Exercise aim: Whenever the word "will" turns up in a line of the data below, copy that line.

Excerpted records:
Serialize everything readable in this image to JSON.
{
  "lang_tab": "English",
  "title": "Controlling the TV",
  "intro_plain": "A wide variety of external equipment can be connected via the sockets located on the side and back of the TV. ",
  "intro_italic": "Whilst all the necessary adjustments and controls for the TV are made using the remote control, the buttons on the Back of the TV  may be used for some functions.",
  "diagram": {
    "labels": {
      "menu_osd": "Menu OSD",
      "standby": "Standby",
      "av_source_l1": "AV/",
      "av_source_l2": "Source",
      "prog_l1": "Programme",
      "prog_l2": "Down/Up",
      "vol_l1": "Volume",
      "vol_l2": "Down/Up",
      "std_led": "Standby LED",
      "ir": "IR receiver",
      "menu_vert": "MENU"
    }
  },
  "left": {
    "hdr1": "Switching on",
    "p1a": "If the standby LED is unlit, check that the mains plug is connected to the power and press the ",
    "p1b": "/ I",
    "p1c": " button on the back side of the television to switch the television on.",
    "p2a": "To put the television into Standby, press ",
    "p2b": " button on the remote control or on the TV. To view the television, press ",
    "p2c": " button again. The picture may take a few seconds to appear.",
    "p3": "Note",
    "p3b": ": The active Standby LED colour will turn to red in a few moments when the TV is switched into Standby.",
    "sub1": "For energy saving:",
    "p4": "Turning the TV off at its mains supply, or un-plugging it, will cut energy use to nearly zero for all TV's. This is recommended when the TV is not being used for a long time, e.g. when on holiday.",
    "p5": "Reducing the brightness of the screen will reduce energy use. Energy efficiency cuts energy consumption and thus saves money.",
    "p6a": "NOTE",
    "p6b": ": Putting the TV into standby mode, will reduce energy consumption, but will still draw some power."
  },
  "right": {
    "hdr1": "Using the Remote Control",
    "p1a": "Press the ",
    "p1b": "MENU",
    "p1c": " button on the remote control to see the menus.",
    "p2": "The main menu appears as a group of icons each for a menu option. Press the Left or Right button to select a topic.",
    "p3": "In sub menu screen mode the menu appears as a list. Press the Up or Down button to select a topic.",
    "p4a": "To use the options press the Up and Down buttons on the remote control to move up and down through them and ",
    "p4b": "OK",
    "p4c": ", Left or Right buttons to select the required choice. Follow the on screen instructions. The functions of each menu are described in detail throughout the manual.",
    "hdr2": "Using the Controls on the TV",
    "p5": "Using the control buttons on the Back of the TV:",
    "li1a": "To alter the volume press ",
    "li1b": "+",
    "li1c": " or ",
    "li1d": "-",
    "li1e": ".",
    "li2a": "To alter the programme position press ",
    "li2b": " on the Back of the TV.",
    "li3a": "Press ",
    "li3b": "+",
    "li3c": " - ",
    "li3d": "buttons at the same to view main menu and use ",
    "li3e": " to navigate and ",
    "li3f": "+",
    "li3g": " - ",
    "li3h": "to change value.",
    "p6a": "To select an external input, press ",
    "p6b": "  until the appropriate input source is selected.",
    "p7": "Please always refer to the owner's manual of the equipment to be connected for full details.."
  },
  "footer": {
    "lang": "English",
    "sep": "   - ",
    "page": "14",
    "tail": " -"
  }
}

The completed task:
    "p3b": ": The active Standby LED colour will turn to red in a few moments when the TV is switched into Standby.",
    "p4": "Turning the TV off at its mains supply, or un-plugging it, will cut energy use to nearly zero for all TV's. This is recommended when the TV is not being used for a long time, e.g. when on holiday.",
    "p5": "Reducing the brightness of the screen will reduce energy use. Energy efficiency cuts energy consumption and thus saves money.",
    "p6b": ": Putting the TV into standby mode, will reduce energy consumption, but will still draw some power."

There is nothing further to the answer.